Dataset rows describing interfaces:
____
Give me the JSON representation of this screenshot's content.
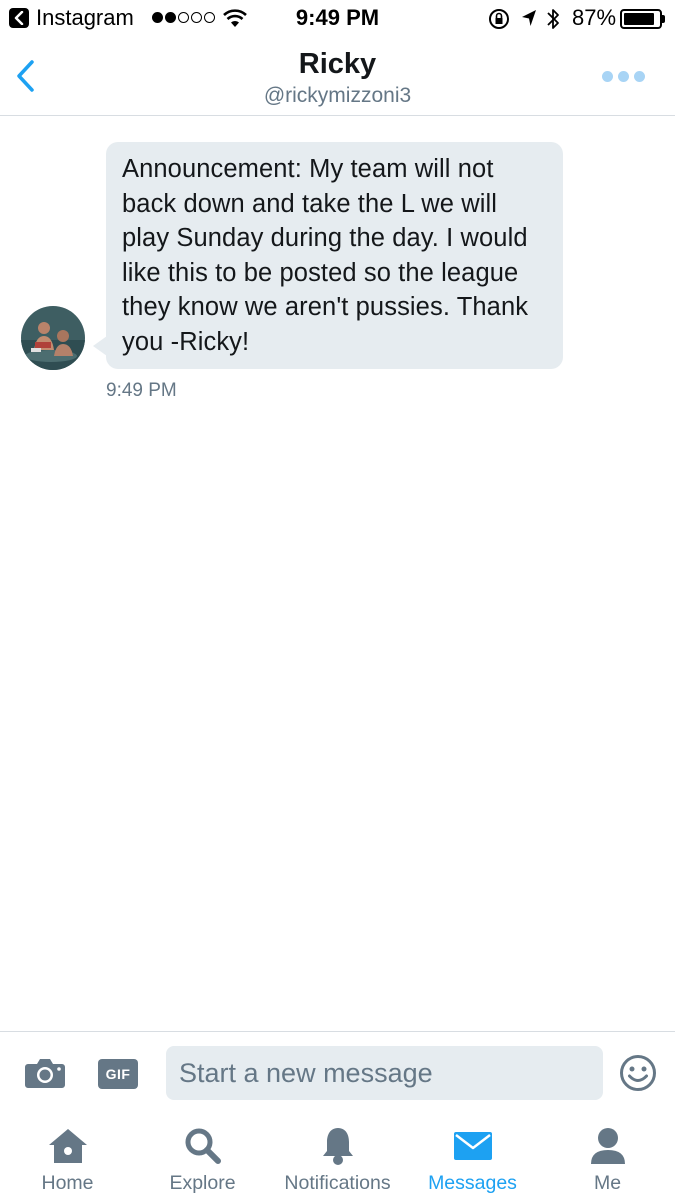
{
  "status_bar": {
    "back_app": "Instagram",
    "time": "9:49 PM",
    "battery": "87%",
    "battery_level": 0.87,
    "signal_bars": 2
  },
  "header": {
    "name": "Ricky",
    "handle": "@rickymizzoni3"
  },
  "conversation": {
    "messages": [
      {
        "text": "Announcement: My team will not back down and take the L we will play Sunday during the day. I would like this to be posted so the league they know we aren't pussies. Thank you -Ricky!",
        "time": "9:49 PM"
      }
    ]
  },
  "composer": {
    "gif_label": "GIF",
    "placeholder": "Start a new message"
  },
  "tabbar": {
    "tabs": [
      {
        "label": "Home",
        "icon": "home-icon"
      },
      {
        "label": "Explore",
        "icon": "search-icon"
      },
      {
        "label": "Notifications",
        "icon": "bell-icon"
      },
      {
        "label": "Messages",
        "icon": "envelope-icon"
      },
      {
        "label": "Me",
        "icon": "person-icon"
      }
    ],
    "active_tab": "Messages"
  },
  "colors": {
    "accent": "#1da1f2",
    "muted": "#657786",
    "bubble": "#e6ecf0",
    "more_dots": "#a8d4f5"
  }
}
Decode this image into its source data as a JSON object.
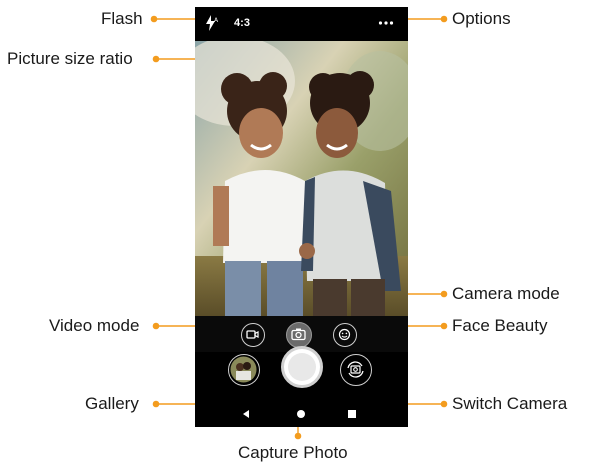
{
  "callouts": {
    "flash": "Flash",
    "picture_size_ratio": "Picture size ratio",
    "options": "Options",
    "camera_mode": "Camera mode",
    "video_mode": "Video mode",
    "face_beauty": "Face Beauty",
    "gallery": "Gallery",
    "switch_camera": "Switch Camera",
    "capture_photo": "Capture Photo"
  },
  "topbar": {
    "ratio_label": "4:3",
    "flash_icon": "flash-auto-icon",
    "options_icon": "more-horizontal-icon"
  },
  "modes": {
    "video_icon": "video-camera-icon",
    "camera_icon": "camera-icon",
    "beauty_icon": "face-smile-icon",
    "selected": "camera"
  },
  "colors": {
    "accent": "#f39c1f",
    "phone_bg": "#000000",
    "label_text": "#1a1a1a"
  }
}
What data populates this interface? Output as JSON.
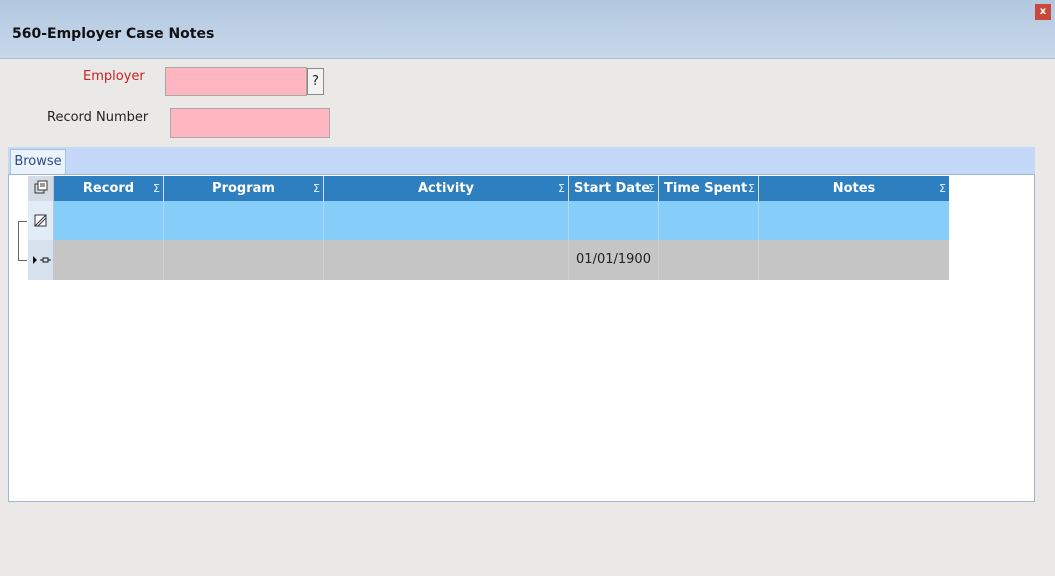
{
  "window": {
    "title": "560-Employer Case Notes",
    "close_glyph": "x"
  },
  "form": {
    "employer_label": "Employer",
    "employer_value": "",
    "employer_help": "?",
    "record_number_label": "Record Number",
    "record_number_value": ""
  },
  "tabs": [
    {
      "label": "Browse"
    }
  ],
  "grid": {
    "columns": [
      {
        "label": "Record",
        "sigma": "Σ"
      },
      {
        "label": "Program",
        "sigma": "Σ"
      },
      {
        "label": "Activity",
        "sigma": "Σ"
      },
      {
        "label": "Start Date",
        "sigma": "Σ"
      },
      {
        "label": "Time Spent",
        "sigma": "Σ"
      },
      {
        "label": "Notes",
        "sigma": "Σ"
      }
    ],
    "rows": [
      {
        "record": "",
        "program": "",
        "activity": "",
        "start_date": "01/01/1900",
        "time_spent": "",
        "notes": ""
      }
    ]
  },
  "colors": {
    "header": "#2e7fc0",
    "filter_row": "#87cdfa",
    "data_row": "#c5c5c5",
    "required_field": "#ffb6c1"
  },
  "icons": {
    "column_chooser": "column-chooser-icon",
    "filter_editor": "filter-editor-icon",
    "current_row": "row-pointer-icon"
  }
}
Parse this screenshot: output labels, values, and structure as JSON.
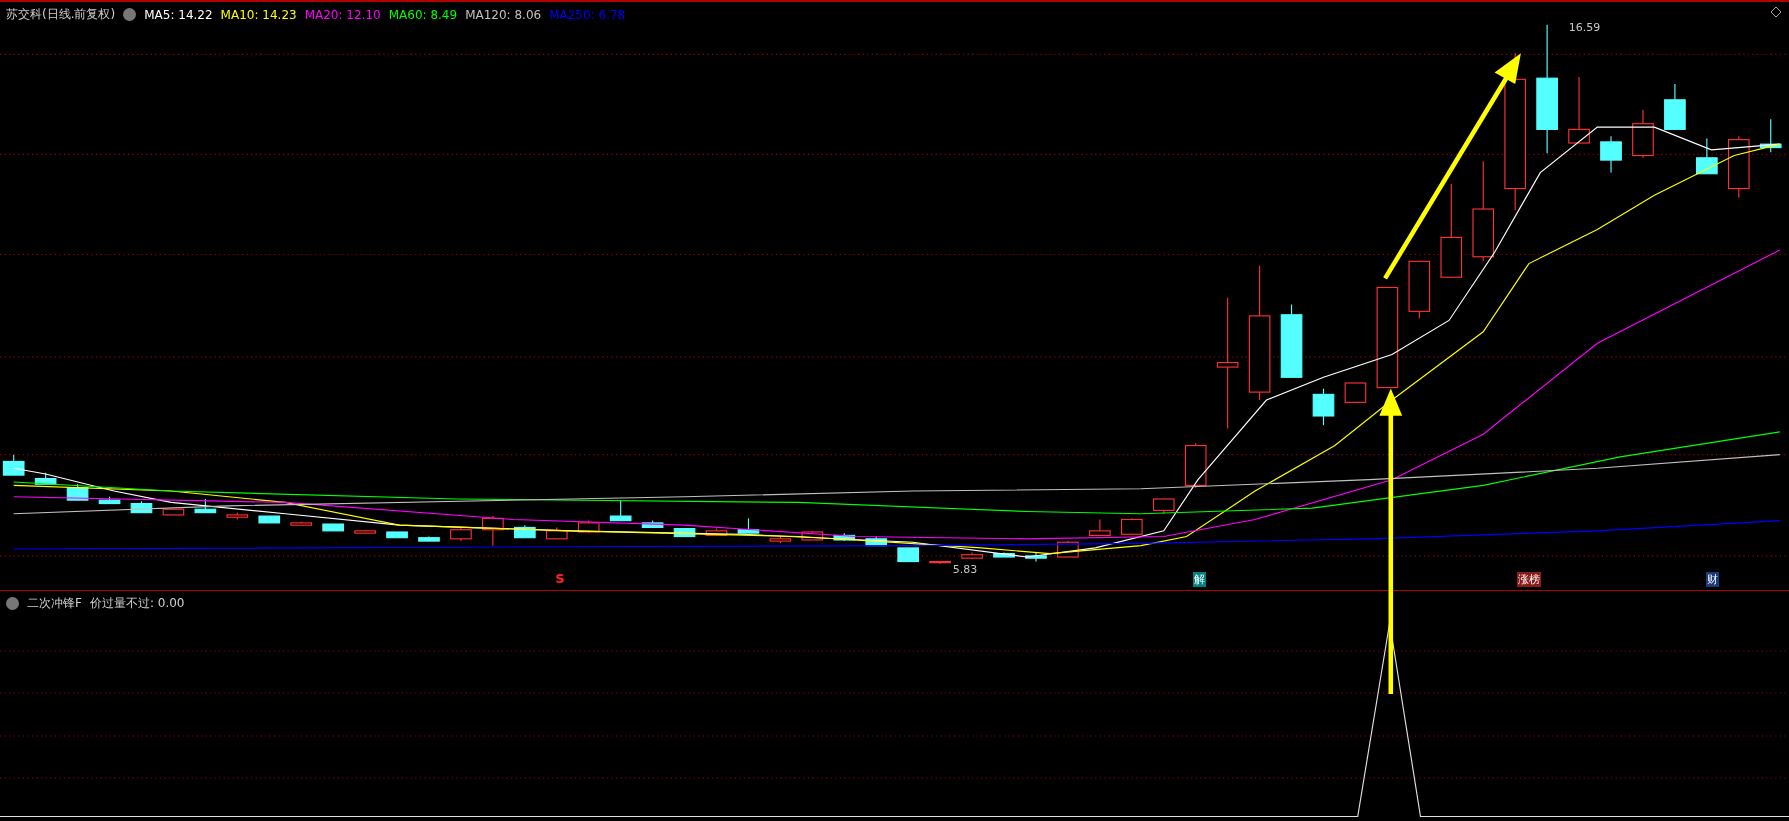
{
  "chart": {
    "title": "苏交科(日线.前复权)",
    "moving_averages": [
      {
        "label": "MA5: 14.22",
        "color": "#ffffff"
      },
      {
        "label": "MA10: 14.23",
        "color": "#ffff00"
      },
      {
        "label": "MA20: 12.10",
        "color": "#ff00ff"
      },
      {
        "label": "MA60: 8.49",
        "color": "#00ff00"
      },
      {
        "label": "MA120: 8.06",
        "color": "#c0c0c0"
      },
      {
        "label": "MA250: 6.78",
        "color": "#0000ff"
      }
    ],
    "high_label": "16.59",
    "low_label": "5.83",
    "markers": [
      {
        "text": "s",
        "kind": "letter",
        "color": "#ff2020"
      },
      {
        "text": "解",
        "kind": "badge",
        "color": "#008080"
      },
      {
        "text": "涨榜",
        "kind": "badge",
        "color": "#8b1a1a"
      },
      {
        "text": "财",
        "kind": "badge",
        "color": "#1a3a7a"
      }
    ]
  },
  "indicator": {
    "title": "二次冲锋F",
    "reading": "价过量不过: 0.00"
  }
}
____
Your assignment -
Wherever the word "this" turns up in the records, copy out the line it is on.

Finished exercise -
Give me the JSON representation of this screenshot's content.
        "text": "Announcement: My team will not back down and take the L we will play Sunday during the day. I would like this to be posted so the league they know we aren't pussies. Thank you -Ricky!",
Decode this image into its source data as a JSON object.
What data populates this interface? Output as JSON.
Parse this screenshot: output labels, values, and structure as JSON.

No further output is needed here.